Here are some entries. Print them exactly as they are.

Information provided Block Start

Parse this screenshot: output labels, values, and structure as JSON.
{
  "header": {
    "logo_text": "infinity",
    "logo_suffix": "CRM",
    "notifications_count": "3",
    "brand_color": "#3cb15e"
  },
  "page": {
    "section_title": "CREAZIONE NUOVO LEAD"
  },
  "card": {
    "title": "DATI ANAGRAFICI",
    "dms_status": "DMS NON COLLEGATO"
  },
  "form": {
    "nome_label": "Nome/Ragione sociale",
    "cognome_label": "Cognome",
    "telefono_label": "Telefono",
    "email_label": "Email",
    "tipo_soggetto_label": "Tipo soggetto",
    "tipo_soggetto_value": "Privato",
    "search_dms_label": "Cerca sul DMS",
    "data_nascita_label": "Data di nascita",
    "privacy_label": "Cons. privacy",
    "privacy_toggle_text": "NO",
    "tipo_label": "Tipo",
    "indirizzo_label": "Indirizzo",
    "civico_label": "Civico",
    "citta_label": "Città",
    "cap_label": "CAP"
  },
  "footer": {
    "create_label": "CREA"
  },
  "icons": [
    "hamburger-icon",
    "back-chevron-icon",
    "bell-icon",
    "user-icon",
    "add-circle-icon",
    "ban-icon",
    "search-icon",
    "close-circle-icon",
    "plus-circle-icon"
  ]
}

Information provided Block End

#### [Output of the exercise]
Parse this screenshot: output labels, values, and structure as JSON.
{
  "header": {
    "logo_text": "infinity",
    "logo_suffix": "CRM",
    "notifications_count": "3",
    "brand_color": "#3cb15e"
  },
  "page": {
    "section_title": "CREAZIONE NUOVO LEAD"
  },
  "card": {
    "title": "DATI ANAGRAFICI",
    "dms_status": "DMS NON COLLEGATO"
  },
  "form": {
    "nome_label": "Nome/Ragione sociale",
    "cognome_label": "Cognome",
    "telefono_label": "Telefono",
    "email_label": "Email",
    "tipo_soggetto_label": "Tipo soggetto",
    "tipo_soggetto_value": "Privato",
    "search_dms_label": "Cerca sul DMS",
    "data_nascita_label": "Data di nascita",
    "privacy_label": "Cons. privacy",
    "privacy_toggle_text": "NO",
    "tipo_label": "Tipo",
    "indirizzo_label": "Indirizzo",
    "civico_label": "Civico",
    "citta_label": "Città",
    "cap_label": "CAP"
  },
  "footer": {
    "create_label": "CREA"
  },
  "icons": [
    "hamburger-icon",
    "back-chevron-icon",
    "bell-icon",
    "user-icon",
    "add-circle-icon",
    "ban-icon",
    "search-icon",
    "close-circle-icon",
    "plus-circle-icon"
  ]
}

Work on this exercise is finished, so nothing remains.